Monday, January 2, 2012

A Resolution Is Just A Fancy Word for "Goal."

According to, the ten most popular New Year's Resolutions are as follows:
  • Drink Less Alcohol
  • Eat Healthy Food
  • Get a Better Education
  • Get a Better Job
  • Get Fit
  • Lose Weight
  • Manage Debt
  • Manage Stress
  • Quit Smoking
  • Reduce, Reuse, and Recycle
  • Save Money
  • Take a Trip
  • Volunteer to Help Others
More than half of them are health-related, which tells you that: (1) People know they're in piss-poor shape, and (2) they know something has to be done about it. But the problem, it seems, is that folks aren't sure how to achieve their goals. According to University of Minnesota psychology professor Marti Hope Gonzalez, research indicates that 80 percent of those who make New Year's Resolutions fail to keep them past February -- only to start over again the following January.

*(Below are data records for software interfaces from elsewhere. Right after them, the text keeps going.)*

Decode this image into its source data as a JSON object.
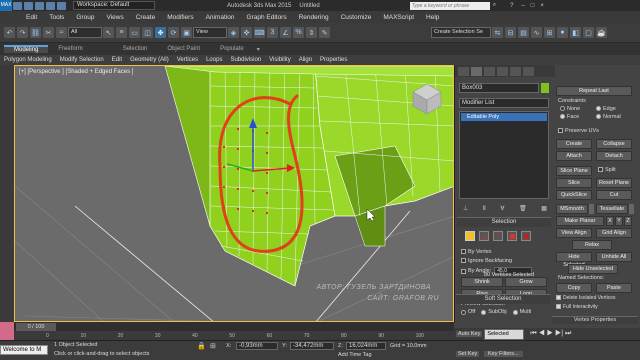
{
  "titlebar": {
    "workspace": "Workspace: Default",
    "app_title": "Autodesk 3ds Max 2015",
    "doc_title": "Untitled",
    "search_placeholder": "Type a keyword or phrase"
  },
  "menu": [
    "Edit",
    "Tools",
    "Group",
    "Views",
    "Create",
    "Modifiers",
    "Animation",
    "Graph Editors",
    "Rendering",
    "Customize",
    "MAXScript",
    "Help"
  ],
  "toolbar": {
    "filter_select": "All",
    "coord_select": "View",
    "selection_set_placeholder": "Create Selection Se"
  },
  "ribbon": {
    "tabs": [
      "Modeling",
      "Freeform",
      "Selection",
      "Object Paint",
      "Populate"
    ],
    "active_tab": "Modeling",
    "panels": [
      "Polygon Modeling",
      "Modify Selection",
      "Edit",
      "Geometry (All)",
      "Vertices",
      "Loops",
      "Subdivision",
      "Visibility",
      "Align",
      "Properties"
    ]
  },
  "viewport": {
    "label": "[+] [Perspective ] [Shaded + Edged Faces ]",
    "watermark_line1": "АВТОР: ГУЗЕЛЬ ЗАРТДИНОВА",
    "watermark_line2": "САЙТ: GRAFOB.RU"
  },
  "command_panel": {
    "object_name": "Box003",
    "modifier_list": "Modifier List",
    "stack_item": "Editable Poly",
    "selection_rollout": "Selection",
    "by_vertex": "By Vertex",
    "ignore_backfacing": "Ignore Backfacing",
    "by_angle": "By Angle:",
    "by_angle_value": "45,0",
    "shrink": "Shrink",
    "grow": "Grow",
    "ring": "Ring",
    "loop": "Loop",
    "preview_selection": "Preview Selection",
    "preview_off": "Off",
    "preview_subobj": "SubObj",
    "preview_multi": "Multi",
    "selected_count": "80 Vertices Selected",
    "soft_selection": "Soft Selection"
  },
  "right_panel": {
    "repeat_last": "Repeat Last",
    "constraints": "Constraints",
    "c_none": "None",
    "c_edge": "Edge",
    "c_face": "Face",
    "c_normal": "Normal",
    "preserve_uvs": "Preserve UVs",
    "create": "Create",
    "collapse": "Collapse",
    "attach": "Attach",
    "detach": "Detach",
    "slice_plane": "Slice Plane",
    "split": "Split",
    "slice": "Slice",
    "reset_plane": "Reset Plane",
    "quickslice": "QuickSlice",
    "cut": "Cut",
    "msmooth": "MSmooth",
    "tessellate": "Tessellate",
    "make_planar": "Make Planar",
    "x": "X",
    "y": "Y",
    "z": "Z",
    "view_align": "View Align",
    "grid_align": "Grid Align",
    "relax": "Relax",
    "hide_selected": "Hide Selected",
    "unhide_all": "Unhide All",
    "hide_unselected": "Hide Unselected",
    "named_selections": "Named Selections:",
    "copy": "Copy",
    "paste": "Paste",
    "delete_isolated": "Delete Isolated Vertices",
    "full_interactivity": "Full Interactivity",
    "vertex_properties": "Vertex Properties"
  },
  "timeline": {
    "frame_label": "0 / 100",
    "ticks": [
      "0",
      "10",
      "20",
      "30",
      "40",
      "50",
      "60",
      "70",
      "80",
      "90",
      "100"
    ]
  },
  "status": {
    "script_text": "Welcome to M",
    "selected_text": "1 Object Selected",
    "prompt_text": "Click or click-and-drag to select objects",
    "x_value": "-0,93mm",
    "y_value": "-34,472mm",
    "z_value": "16,024mm",
    "grid_text": "Grid = 10,0mm",
    "add_time_tag": "Add Time Tag",
    "auto_key": "Auto Key",
    "set_key": "Set Key",
    "key_mode": "Selected",
    "key_filters": "Key Filters..."
  },
  "colors": {
    "mesh": "#8fd11c",
    "annotation": "#e0401a",
    "accent": "#5fa0e0"
  }
}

Ten years ago, a study published in American Psychologist termed this cycle of futility the "False Hope Syndrome" -- a phenomenon "particularly common among those who resolve to lose weight" due to “unrealistic goals and a misunderstanding of [their] own behavior.”

So what's the answer? How can we set goals and actually achieve them?

My thoughts:

Be reasonable. All goals -- not just resolutions -- should be S.M.A.R.T: Specific, Measurable, Attainable, Relevant, and Time-bound. Simply saying that you want to "get healthier" isn't going to give you any metrics by which you can track progress or hold yourself accountable. Instead, set milestones and deadlines to check up on your incremental progress. And don't go crazy with unattainable resolutions -- otherwise, you'll rob yourself of the satisfaction you'll feel when you hit your goals.

Focus on behaviors and actions, not results. A resolution like “I wanna drop 30 pounds” or "I wanna deadlift 3 times my bodyweight" offers you no path to success. Instead, make a checklist of concrete, doable actions that’ll put you in the right direction -- like "I'm cutting sugar from my diet for the next 21 days" or "I'm signing my ass up for a 100-burpee challenge."

Do some research. So what if Gwyneth Paltrow eats nothing but twigs and does hundreds of reps of 3-pound lifts? And who cares if Rich Froning subsists on a diet of chocolate milk, protein shakes, and peanut butter and jelly? Blindly copying others won't transform you into a skinny movie star or the Fittest Man on the Planet. Before you set a goal, consider whether it's something that's actually likely to do you (or others) some good.

Tell people about your goals. It's all too easy to let yourself off the hook. If no one knows about your goals, no one'll get on your butt about sticking to them. But if you're serious about your resolutions, yell it from the mountaintops. (Or, more realistically, Facebook.) You don't have to be annoying about it, but make sure your support system of friends and family are aware that you're marching towards a goal so they can: (1) help you; (2) understand why you're not eating bread all of a sudden; (3) kick your ass if you try to give up. Plus, I've found that one of the greatest motivators is peer pressure (a.k.a. public shaming.)

Make it fun. If it's not enjoyable, it's not sustainable. Want to know why people don't stick to super-restrictive diets? Because they feel deprived. And why don't folks keep going to the globo-gym after January? Because endlessly climbing a StairMaster in slow motion is mind-numbing. So devise ways to keep things fun and interesting -- whether it's by using a kick-ass iPhone app to track your weight loss progress or by joining a running group.

Lastly, don't save your resolutions for January. Who says you can only set personal goals once per annum? Keep setting short- and long-term goals for yourself throughout the year, and work to methodically check 'em off the list.

Go to it, people.